TASK DIRECTIONS :: Check each line of the entries for "wireframe" and report the ones that have it.

(Component data from apps and pages)
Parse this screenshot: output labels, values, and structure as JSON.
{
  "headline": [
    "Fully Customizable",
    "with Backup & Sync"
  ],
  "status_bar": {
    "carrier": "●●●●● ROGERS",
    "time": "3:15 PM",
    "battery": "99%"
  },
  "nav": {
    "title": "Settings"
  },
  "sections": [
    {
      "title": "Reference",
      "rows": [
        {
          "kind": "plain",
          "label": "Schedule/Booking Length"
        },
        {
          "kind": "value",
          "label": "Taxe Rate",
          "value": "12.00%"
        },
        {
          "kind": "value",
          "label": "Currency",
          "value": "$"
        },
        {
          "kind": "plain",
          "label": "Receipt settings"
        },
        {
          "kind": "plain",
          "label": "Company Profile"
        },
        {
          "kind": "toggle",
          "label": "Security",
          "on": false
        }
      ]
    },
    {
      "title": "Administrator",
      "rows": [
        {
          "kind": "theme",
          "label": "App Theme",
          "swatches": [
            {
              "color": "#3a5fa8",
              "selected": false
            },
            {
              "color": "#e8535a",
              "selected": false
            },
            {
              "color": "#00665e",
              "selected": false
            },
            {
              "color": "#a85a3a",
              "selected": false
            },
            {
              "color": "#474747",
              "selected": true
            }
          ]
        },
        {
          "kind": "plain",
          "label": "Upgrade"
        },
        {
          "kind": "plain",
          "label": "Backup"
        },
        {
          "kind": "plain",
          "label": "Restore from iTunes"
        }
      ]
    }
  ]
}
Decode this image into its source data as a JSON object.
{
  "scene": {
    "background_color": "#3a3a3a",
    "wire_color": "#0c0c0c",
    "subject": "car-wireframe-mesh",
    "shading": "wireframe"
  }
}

RESULT OF THIS EXERCISE ::
    "subject": "car-wireframe-mesh",
    "shading": "wireframe"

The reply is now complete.